1. A bicyclist must ride upon or astride a permanent and regular seat attached to the bicycle. [346.79(1)]

2. No bicycle may be used to carry or transport more persons at one time than the number for which it is designed except that a bicycle may be used to carry or transport a child seated in an auxiliary child's seat or trailer designed for attachment to a bicycle if the seat or trailer is securely attached to the bicycle. [346.79(2)]

3. A bicyclist may not carry any package, bundle, or article which prevents the bicyclist from keeping at least one hand upon the handle bars. [346.79(3)]

4. A bicyclist may not attach himself or herself or the bicycle to any vehicle upon a roadway. [346.79(4)]

5. A motor bicycle with the power unit in operation is prohibited upon a bicycle way. [346.79(5)]

Lane positioning
A bicyclist must ride as close as practicable to the right-hand edge or curb except:

1. When overtaking and passing another vehicle proceeding in the same direction. [346.80(2)(a)(1)]

2. When preparing for a left turn at an intersection or into a private road or driveway. [346.80(2)(a)(2)]

3. When reasonably necessary to avoid unsafe conditions. [346.80(2)(a)(3)]

One way streets
A bicyclist on a one way street with two or more lanes of traffic may ride as near the left hand edge or curb of the roadway as practicable. [346.80(2)(b)]

Riding two-abreast

Bicyclists may ride two abreast as long as traffic is not impeded and both ride within a single lane. [346.80(3)(a)]

Riding on sidewalks
When local authorities permit bicycles on the sidewalk, bicyclists must yield the right of way to any pedestrian and must give an audible signal when passing another bicyclist or pedestrian proceeding in the same direction. [346.804]

Night bicycling
Bicycling at night requires that the bicycle be equipped with or the bicyclist wear a white light visible from a distance of at least 500 feet.

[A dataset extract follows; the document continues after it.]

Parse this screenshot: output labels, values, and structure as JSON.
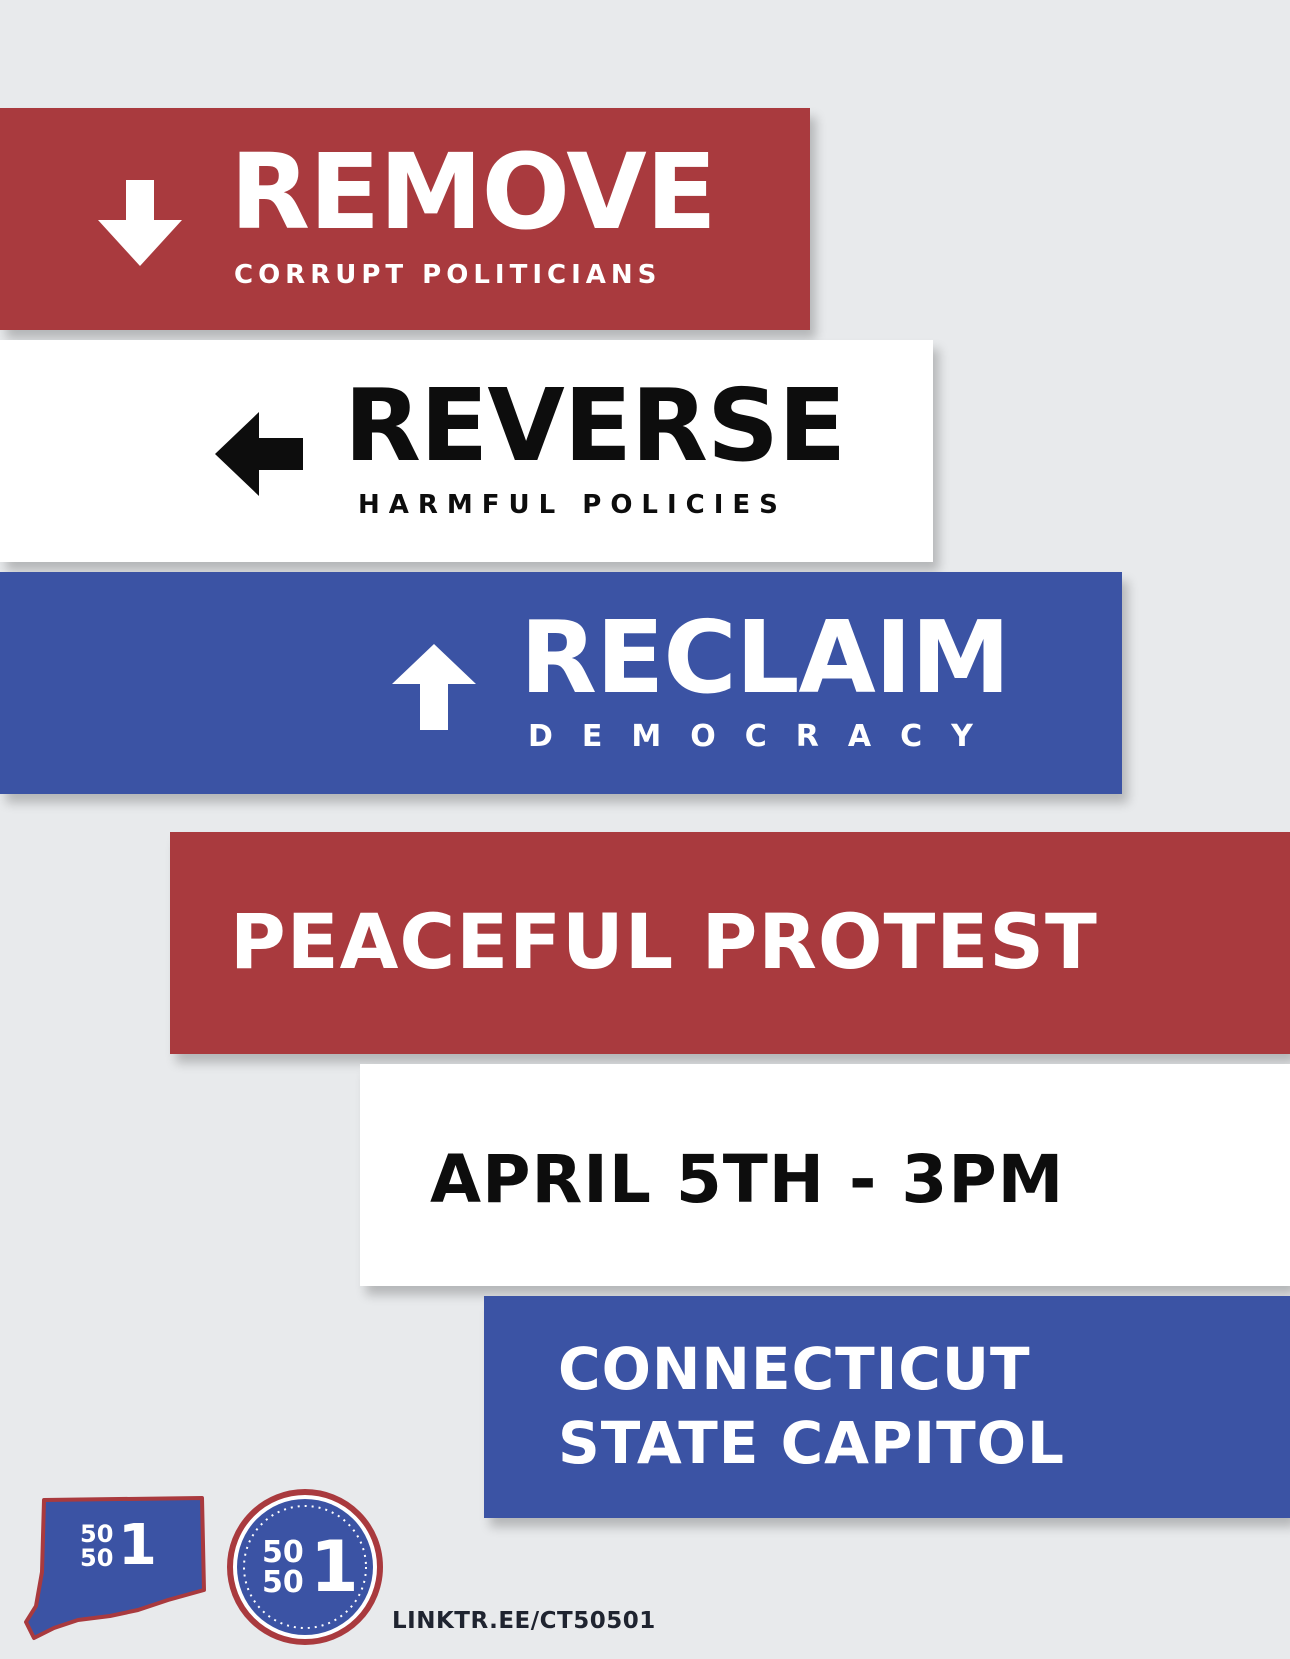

A bicycle must also be equipped with a red rear reflector that has a diameter of at least two inches of surface area visible to others between 50 and 500 feet away. [347.489(1)]

Use of Helmets
In Wisconsin, cyclists are not required by law to wear a helmet. However, in 2002, the Wisconsin Supreme Court held that failing to wear a helmet may be used as a defense to reduce the amount of damages recoverable to a person riding an open air vehicle at the time of injury.

This plays out as follows: The court determines whether a safety helmet was available, and whether there is evidence indicating a causal relationship between the injuries sustained and the failure to use a helmet. If the court finds availability and a causal relationship, the court will instruct the jury that it may limit recovery on these facts. Following the rules of the road will keep you in good standing with the law and prevent accidents.